Good training helps. The Marsalis background is unique. But it’s Branford’s heart that wins out on these examples from his jazz career. His original “Spartacus” soars on a suite-like journey through distant lands with a cool outlook. His “No Backstage Pass,” from his debut album, takes the tenor on a similar trip. This one, without piano, draws its inspiration from Bird and Diz and Trane. Ron Carter walks the bass, as Marvin “Smitty” Smith rides the cymbals and snare. Marsalis puts what he learned on the bandstand with Art Blakey to good use.
With Wynton on trumpet, Branford converses through his original “Cain & Abel” in an up-tempo, New Orleans swing setting. Hurst and Watts contribute Crescent City shimmers, as the two Marsalis brothers work out their natural experience comfortably. Thinking alike, they provide a textbook solution.

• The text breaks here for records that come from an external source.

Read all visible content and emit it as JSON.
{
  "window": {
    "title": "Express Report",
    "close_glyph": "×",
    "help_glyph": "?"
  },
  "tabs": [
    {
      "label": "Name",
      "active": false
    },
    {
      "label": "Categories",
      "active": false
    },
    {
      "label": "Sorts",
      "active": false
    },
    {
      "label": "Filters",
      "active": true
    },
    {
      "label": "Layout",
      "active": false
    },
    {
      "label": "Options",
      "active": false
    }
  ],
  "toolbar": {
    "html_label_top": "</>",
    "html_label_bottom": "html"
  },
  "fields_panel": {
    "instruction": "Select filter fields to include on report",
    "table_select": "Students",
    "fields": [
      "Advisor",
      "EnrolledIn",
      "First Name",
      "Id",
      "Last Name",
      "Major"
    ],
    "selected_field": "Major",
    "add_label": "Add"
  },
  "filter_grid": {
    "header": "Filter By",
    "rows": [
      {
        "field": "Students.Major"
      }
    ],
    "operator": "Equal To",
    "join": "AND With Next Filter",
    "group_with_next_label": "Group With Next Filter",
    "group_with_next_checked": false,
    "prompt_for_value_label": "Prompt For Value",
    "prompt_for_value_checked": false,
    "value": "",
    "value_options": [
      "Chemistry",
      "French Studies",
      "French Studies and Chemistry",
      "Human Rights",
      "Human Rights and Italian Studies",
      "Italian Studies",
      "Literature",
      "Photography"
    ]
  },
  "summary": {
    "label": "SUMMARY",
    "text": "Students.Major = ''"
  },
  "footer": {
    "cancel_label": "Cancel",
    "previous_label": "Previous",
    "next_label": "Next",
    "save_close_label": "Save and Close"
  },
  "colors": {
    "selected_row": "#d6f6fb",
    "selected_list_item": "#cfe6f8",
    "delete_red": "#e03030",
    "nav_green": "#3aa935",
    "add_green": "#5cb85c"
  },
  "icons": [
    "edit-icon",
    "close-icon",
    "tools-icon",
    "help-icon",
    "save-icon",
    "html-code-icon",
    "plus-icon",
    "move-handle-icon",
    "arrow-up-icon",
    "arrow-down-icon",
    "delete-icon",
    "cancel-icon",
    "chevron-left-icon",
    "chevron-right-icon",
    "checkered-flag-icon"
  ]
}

At times moody and dark, at times traditional and light, Marsalis provides us with an eclectic program that buoys our spirits.
Track Listing: Doctone; Maria; Royal Garden Blues; Evidence; Cain & Abel; Spartacus; No Backstage Pass; Sidney in Da Haus; The Dark Keys; Three Little Words.
Personnel: Branford Marsalis- soprano saxophone, tenor saxophone; Wynton Marsalis- trumpet; David Sagher- trombone; Wessel Anderson- alto saxophone; Ellis Marsalis, Larry Willis, Kenny Kirkland- piano; Ron Carter, Eric Revis, Robert Hurst, Reginald Veal, Milt Hinton- bass; Al Foster, Jeff
I love jazz because it mixes intellect and emotion in a very spontaneous way.
I was first exposed to jazz by liberating a Coltrane and a Pharoah Sanders record from a friend in NYC and listening to them over and over until I got it.
My advice to new listeners is you have to take the time to listen to some jazz tunes a number of times until it starts to make sense.